According to Hamas sources, one issue to be solved is the degree of security coordination with Israel. Mahmoud Abbas says that as long as he is president, security coordination will continue.
Still, many Hamas activists in the West Bank find themselves summoned to interrogations by the Palestinian security forces. Another issue is whether elections for the presidency and parliament would be held toward the end of the year.
Meanwhile, despite Fatah and Hamas’ predictions that they will unveil a unity government next week, other Palestinian factions say such a leadership would not last long.
Hamas in Gaza and Fatah in the West Bank have been talking about presenting the government next week. The government would swear allegiance to Abbas toward the end of the month. Sources say the sides are close to agreeing on ministers, all of whom would be technocrats not part of either movement.
But in an interview with Jordanian newspaper Al Ghad, Nayef Hawatmeh, the secretary general of the Democratic Front for the Liberation of Palestine, said there was still a dispute over senior portfolios such as the interior and finance ministries, as well as matters concerning security powers.
Also, Hawatmeh reportedly is angry that the two sides were seen to be dividing the spoils without taking into account the other factions in the Palestine Liberation Organization.
According to Hawatmeh, both movements are trying to agree on a list of names from which Abbas would choose ministers, but the issues of deputies and powers were still open.
Hawatmeh says that even if the candidates are not activists of either movement, they are linked to Fatah or Hamas in terms of their views, so the new government would not be a national unity government.
A senior Fatah source told Haaretz that Abbas and the two movements were keen to avoid names that could prevent the international community, especially the Quartet – the United Nations, United States, European Union and Russia – from recognizing the government.
“We don’t want another siege and more sanctions, so we don’t intend to present a government with people who were active in the diplomatic or security leadership of the two movements and about whom there is no international consensus,” the Fatah source said.
The sources say the new government would be in charge of civilian affairs in the West Bank and Gaza, with a clear division of jobs.

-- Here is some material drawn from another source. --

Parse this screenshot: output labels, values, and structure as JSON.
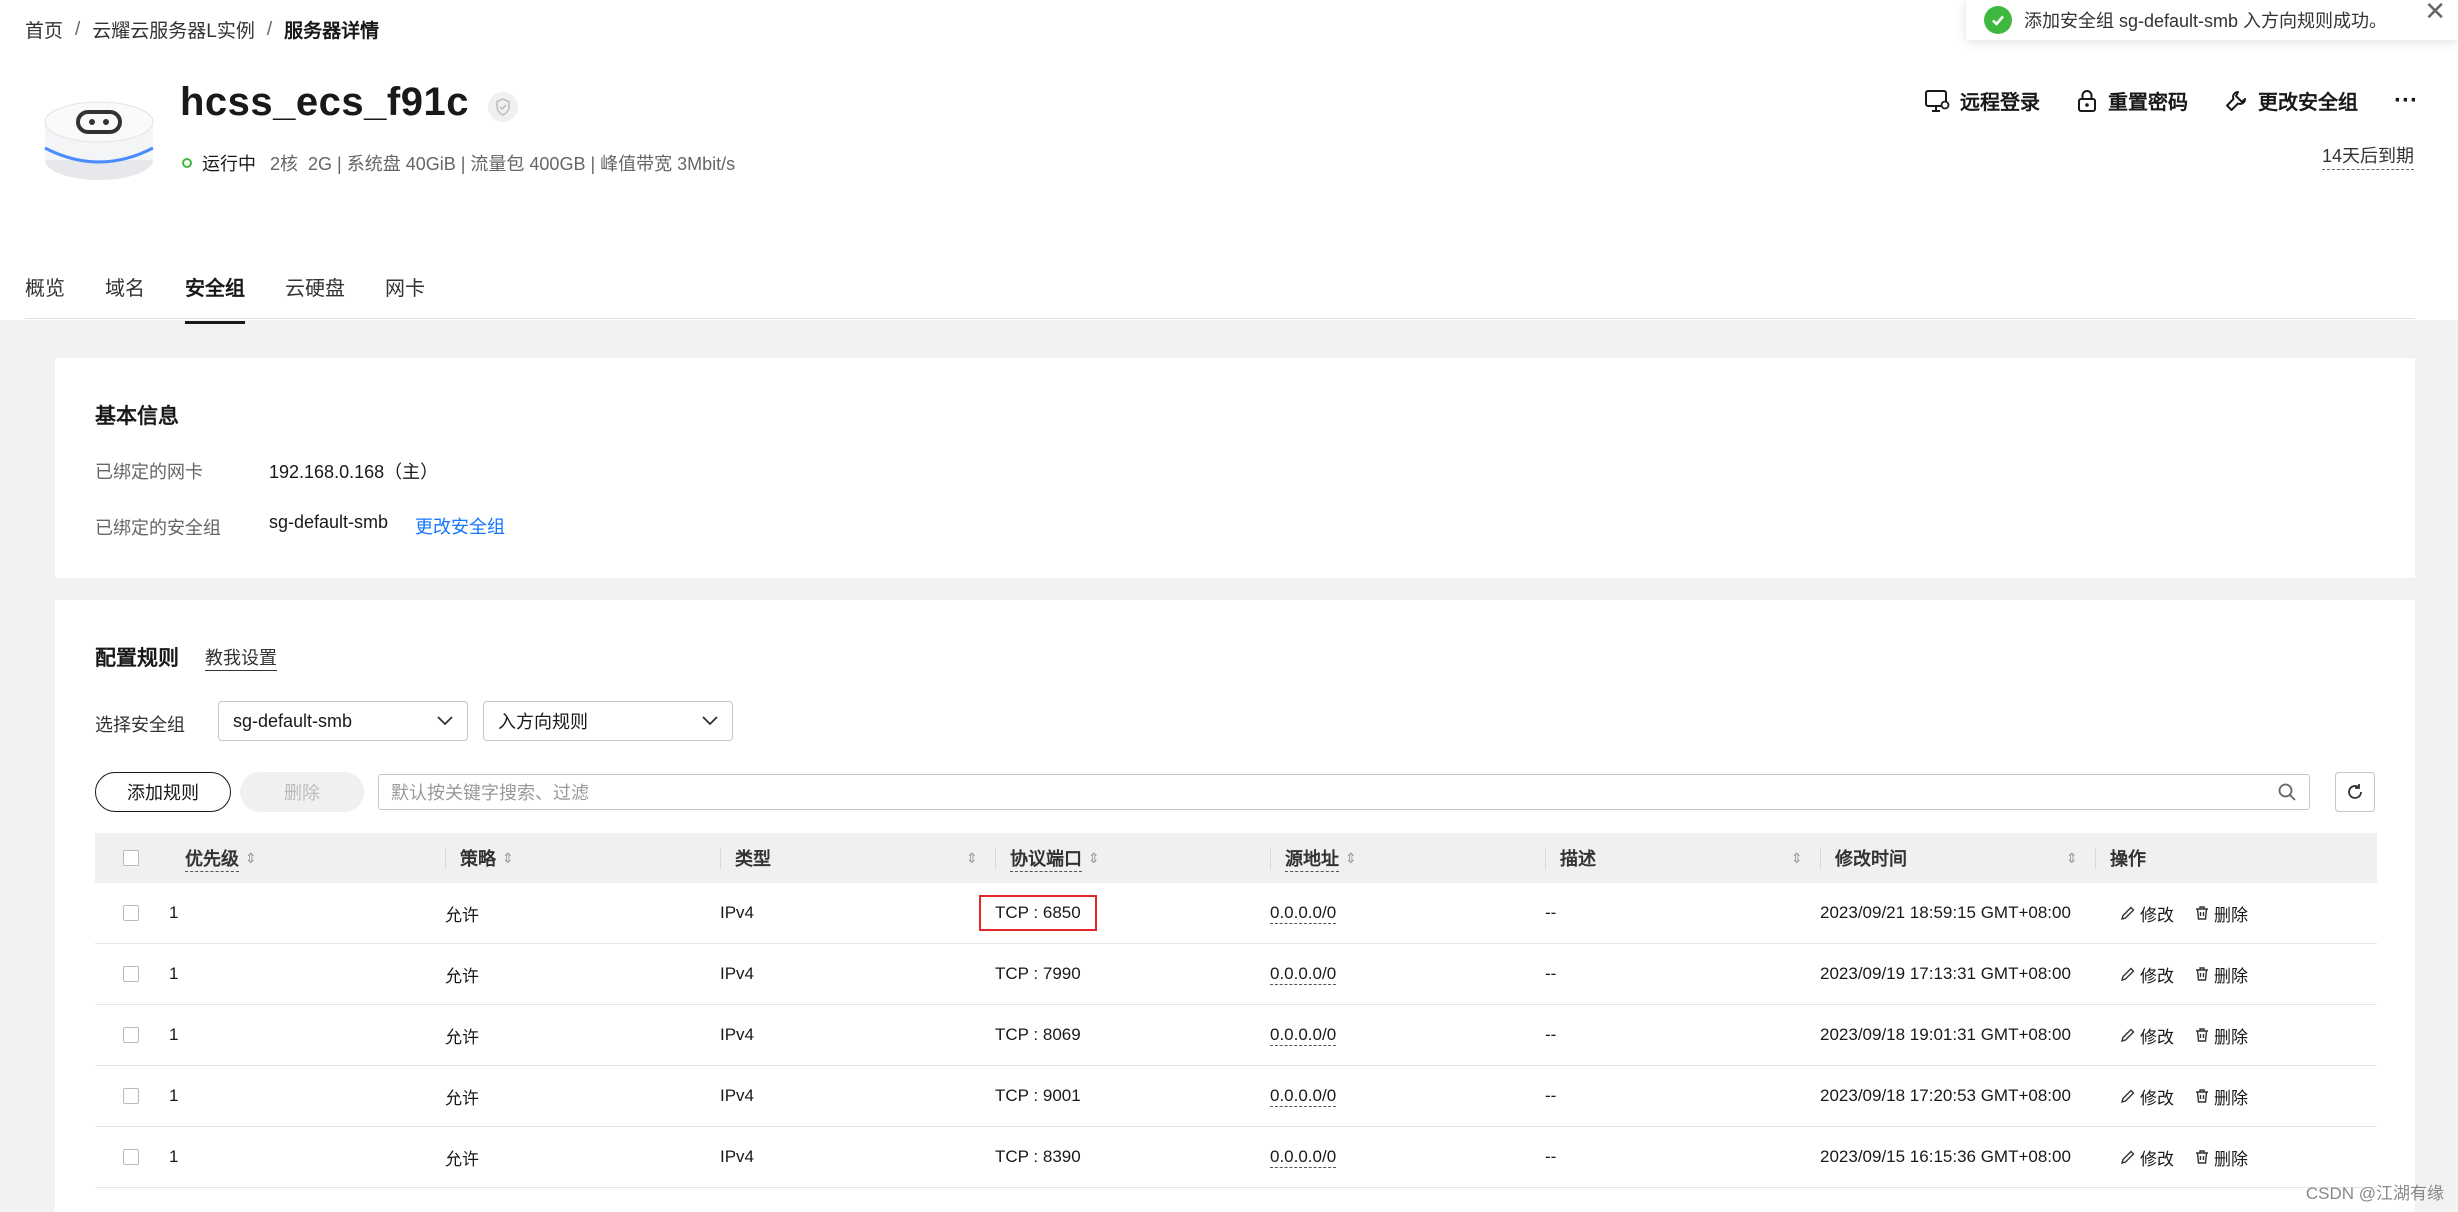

But when it comes to the security forces, the picture is different.
According to the PA, in a meeting in London last week, Abbas and U.S. Secretary of State John Kerry discussed the implications of the unity move, which Abbas said would not undermine any negotiations in the future.
According to Palestinian newspaper Al-Quds, Kerry asked Abbas not to take steps such as continuing to turn to UN institutions and other international organizations, but no new ideas were brought up.